Every entry should come back exactly as written, minus the pictures.
*** Opening of Source data ***
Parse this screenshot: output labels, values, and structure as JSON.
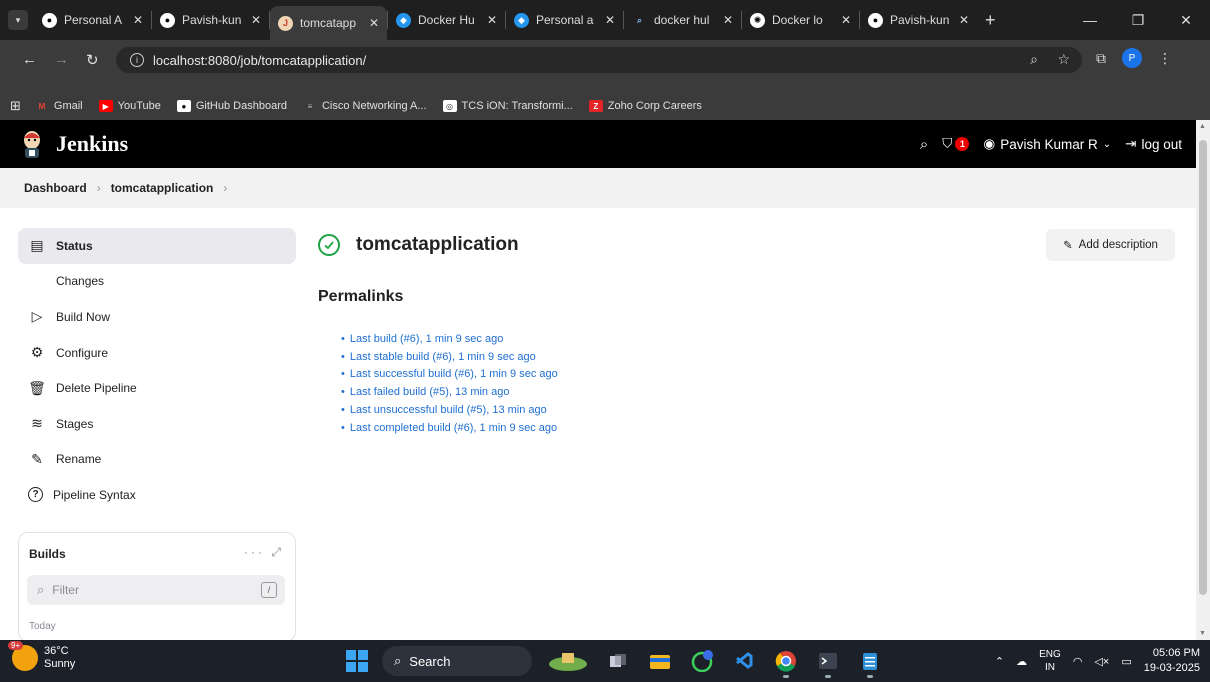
{
  "browser": {
    "tabs": [
      {
        "title": "Personal A",
        "icon": "github-icon",
        "active": false
      },
      {
        "title": "Pavish-kun",
        "icon": "github-icon",
        "active": false
      },
      {
        "title": "tomcatapp",
        "icon": "jenkins-icon",
        "active": true
      },
      {
        "title": "Docker Hu",
        "icon": "docker-icon",
        "active": false
      },
      {
        "title": "Personal a",
        "icon": "docker-icon",
        "active": false
      },
      {
        "title": "docker hul",
        "icon": "search-icon",
        "active": false
      },
      {
        "title": "Docker lo",
        "icon": "openai-icon",
        "active": false
      },
      {
        "title": "Pavish-kun",
        "icon": "github-icon",
        "active": false
      }
    ],
    "url": "localhost:8080/job/tomcatapplication/",
    "profile_initial": "P",
    "bookmarks": [
      {
        "label": "Gmail",
        "icon": "gmail-icon"
      },
      {
        "label": "YouTube",
        "icon": "youtube-icon"
      },
      {
        "label": "GitHub Dashboard",
        "icon": "github-icon"
      },
      {
        "label": "Cisco Networking A...",
        "icon": "cisco-icon"
      },
      {
        "label": "TCS iON: Transformi...",
        "icon": "tcs-icon"
      },
      {
        "label": "Zoho Corp Careers",
        "icon": "zoho-icon"
      }
    ]
  },
  "jenkins": {
    "brand": "Jenkins",
    "security_count": "1",
    "user_name": "Pavish Kumar R",
    "logout_label": "log out",
    "breadcrumb": [
      "Dashboard",
      "tomcatapplication"
    ],
    "sidebar": [
      {
        "label": "Status",
        "icon": "status-icon",
        "active": true
      },
      {
        "label": "Changes",
        "icon": "code-icon",
        "active": false
      },
      {
        "label": "Build Now",
        "icon": "play-icon",
        "active": false
      },
      {
        "label": "Configure",
        "icon": "gear-icon",
        "active": false
      },
      {
        "label": "Delete Pipeline",
        "icon": "trash-icon",
        "active": false
      },
      {
        "label": "Stages",
        "icon": "stages-icon",
        "active": false
      },
      {
        "label": "Rename",
        "icon": "pencil-icon",
        "active": false
      },
      {
        "label": "Pipeline Syntax",
        "icon": "help-icon",
        "active": false
      }
    ],
    "builds": {
      "title": "Builds",
      "filter_placeholder": "Filter",
      "shortcut": "/",
      "group_label": "Today"
    },
    "job_name": "tomcatapplication",
    "add_description_label": "Add description",
    "permalinks_title": "Permalinks",
    "permalinks": [
      "Last build (#6), 1 min 9 sec ago",
      "Last stable build (#6), 1 min 9 sec ago",
      "Last successful build (#6), 1 min 9 sec ago",
      "Last failed build (#5), 13 min ago",
      "Last unsuccessful build (#5), 13 min ago",
      "Last completed build (#6), 1 min 9 sec ago"
    ]
  },
  "taskbar": {
    "weather_badge": "9+",
    "temperature": "36°C",
    "condition": "Sunny",
    "search_label": "Search",
    "lang_top": "ENG",
    "lang_bottom": "IN",
    "time": "05:06 PM",
    "date": "19-03-2025"
  },
  "colors": {
    "link": "#1f6fd1",
    "success": "#1ea446",
    "header_bg": "#000000"
  }
}
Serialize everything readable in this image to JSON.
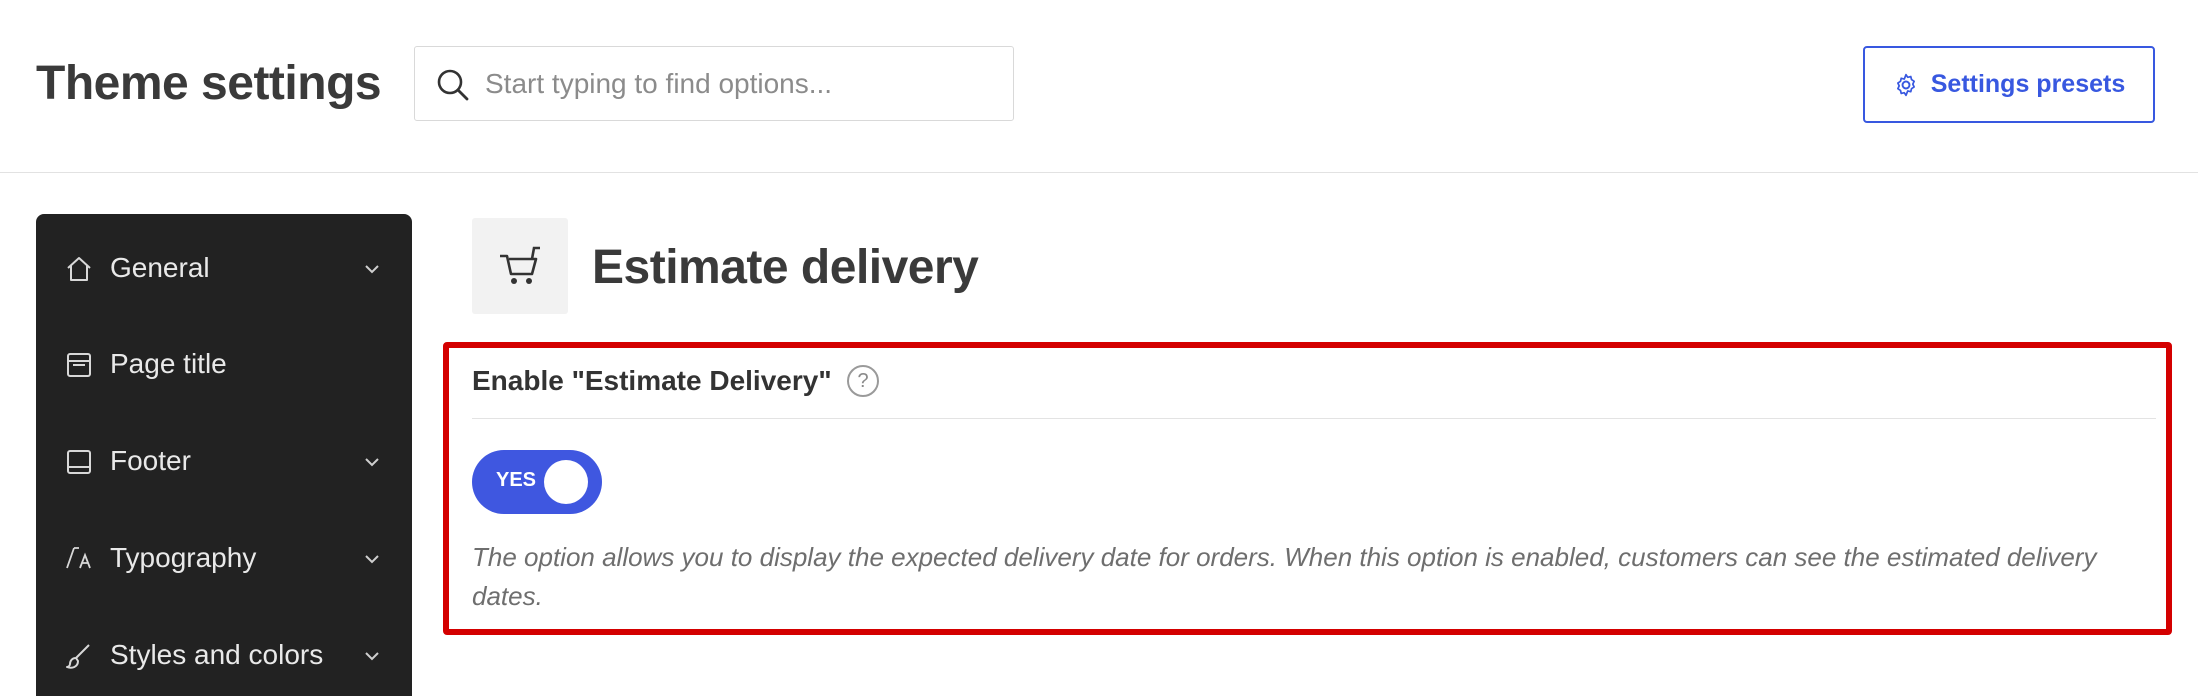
{
  "header": {
    "title": "Theme settings",
    "search_placeholder": "Start typing to find options...",
    "presets_label": "Settings presets",
    "search_icon": "search-icon",
    "presets_icon": "gear-icon"
  },
  "sidebar": {
    "items": [
      {
        "label": "General",
        "icon": "home-icon",
        "expandable": true
      },
      {
        "label": "Page title",
        "icon": "page-icon",
        "expandable": false
      },
      {
        "label": "Footer",
        "icon": "footer-icon",
        "expandable": true
      },
      {
        "label": "Typography",
        "icon": "typography-icon",
        "expandable": true
      },
      {
        "label": "Styles and colors",
        "icon": "brush-icon",
        "expandable": true
      }
    ]
  },
  "section": {
    "title": "Estimate delivery",
    "icon": "cart-icon"
  },
  "option": {
    "label": "Enable \"Estimate Delivery\"",
    "help": "?",
    "toggle_text": "YES",
    "toggle_on": true,
    "description": "The option allows you to display the expected delivery date for orders. When this option is enabled, customers can see the estimated delivery dates."
  },
  "colors": {
    "accent": "#3858e0",
    "sidebar_bg": "#222222",
    "highlight": "#d40000"
  }
}
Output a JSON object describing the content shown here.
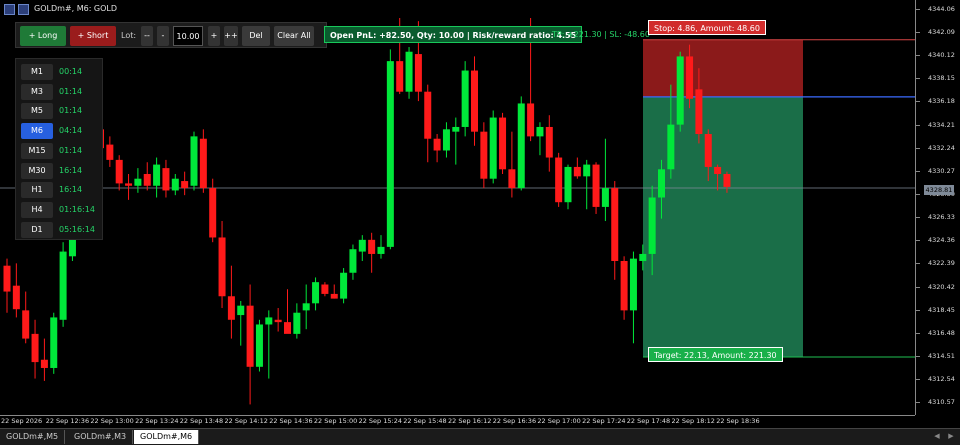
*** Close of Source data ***
*The answer*.
Parse this screenshot: output labels, values, and structure as JSON.
{
  "browser": {
    "tabs": [
      {
        "title": "Personal A",
        "icon": "github-icon",
        "active": false
      },
      {
        "title": "Pavish-kun",
        "icon": "github-icon",
        "active": false
      },
      {
        "title": "tomcatapp",
        "icon": "jenkins-icon",
        "active": true
      },
      {
        "title": "Docker Hu",
        "icon": "docker-icon",
        "active": false
      },
      {
        "title": "Personal a",
        "icon": "docker-icon",
        "active": false
      },
      {
        "title": "docker hul",
        "icon": "search-icon",
        "active": false
      },
      {
        "title": "Docker lo",
        "icon": "openai-icon",
        "active": false
      },
      {
        "title": "Pavish-kun",
        "icon": "github-icon",
        "active": false
      }
    ],
    "url": "localhost:8080/job/tomcatapplication/",
    "profile_initial": "P",
    "bookmarks": [
      {
        "label": "Gmail",
        "icon": "gmail-icon"
      },
      {
        "label": "YouTube",
        "icon": "youtube-icon"
      },
      {
        "label": "GitHub Dashboard",
        "icon": "github-icon"
      },
      {
        "label": "Cisco Networking A...",
        "icon": "cisco-icon"
      },
      {
        "label": "TCS iON: Transformi...",
        "icon": "tcs-icon"
      },
      {
        "label": "Zoho Corp Careers",
        "icon": "zoho-icon"
      }
    ]
  },
  "jenkins": {
    "brand": "Jenkins",
    "security_count": "1",
    "user_name": "Pavish Kumar R",
    "logout_label": "log out",
    "breadcrumb": [
      "Dashboard",
      "tomcatapplication"
    ],
    "sidebar": [
      {
        "label": "Status",
        "icon": "status-icon",
        "active": true
      },
      {
        "label": "Changes",
        "icon": "code-icon",
        "active": false
      },
      {
        "label": "Build Now",
        "icon": "play-icon",
        "active": false
      },
      {
        "label": "Configure",
        "icon": "gear-icon",
        "active": false
      },
      {
        "label": "Delete Pipeline",
        "icon": "trash-icon",
        "active": false
      },
      {
        "label": "Stages",
        "icon": "stages-icon",
        "active": false
      },
      {
        "label": "Rename",
        "icon": "pencil-icon",
        "active": false
      },
      {
        "label": "Pipeline Syntax",
        "icon": "help-icon",
        "active": false
      }
    ],
    "builds": {
      "title": "Builds",
      "filter_placeholder": "Filter",
      "shortcut": "/",
      "group_label": "Today"
    },
    "job_name": "tomcatapplication",
    "add_description_label": "Add description",
    "permalinks_title": "Permalinks",
    "permalinks": [
      "Last build (#6), 1 min 9 sec ago",
      "Last stable build (#6), 1 min 9 sec ago",
      "Last successful build (#6), 1 min 9 sec ago",
      "Last failed build (#5), 13 min ago",
      "Last unsuccessful build (#5), 13 min ago",
      "Last completed build (#6), 1 min 9 sec ago"
    ]
  },
  "taskbar": {
    "weather_badge": "9+",
    "temperature": "36°C",
    "condition": "Sunny",
    "search_label": "Search",
    "lang_top": "ENG",
    "lang_bottom": "IN",
    "time": "05:06 PM",
    "date": "19-03-2025"
  },
  "colors": {
    "link": "#1f6fd1",
    "success": "#1ea446",
    "header_bg": "#000000"
  }
}
Serialize everything readable in this image to JSON.
{
  "header": {
    "title": "Theme settings",
    "search_placeholder": "Start typing to find options...",
    "presets_label": "Settings presets",
    "search_icon": "search-icon",
    "presets_icon": "gear-icon"
  },
  "sidebar": {
    "items": [
      {
        "label": "General",
        "icon": "home-icon",
        "expandable": true
      },
      {
        "label": "Page title",
        "icon": "page-icon",
        "expandable": false
      },
      {
        "label": "Footer",
        "icon": "footer-icon",
        "expandable": true
      },
      {
        "label": "Typography",
        "icon": "typography-icon",
        "expandable": true
      },
      {
        "label": "Styles and colors",
        "icon": "brush-icon",
        "expandable": true
      }
    ]
  },
  "section": {
    "title": "Estimate delivery",
    "icon": "cart-icon"
  },
  "option": {
    "label": "Enable \"Estimate Delivery\"",
    "help": "?",
    "toggle_text": "YES",
    "toggle_on": true,
    "description": "The option allows you to display the expected delivery date for orders. When this option is enabled, customers can see the estimated delivery dates."
  },
  "colors": {
    "accent": "#3858e0",
    "sidebar_bg": "#222222",
    "highlight": "#d40000"
  }
}
Output a JSON object describing the content shown here.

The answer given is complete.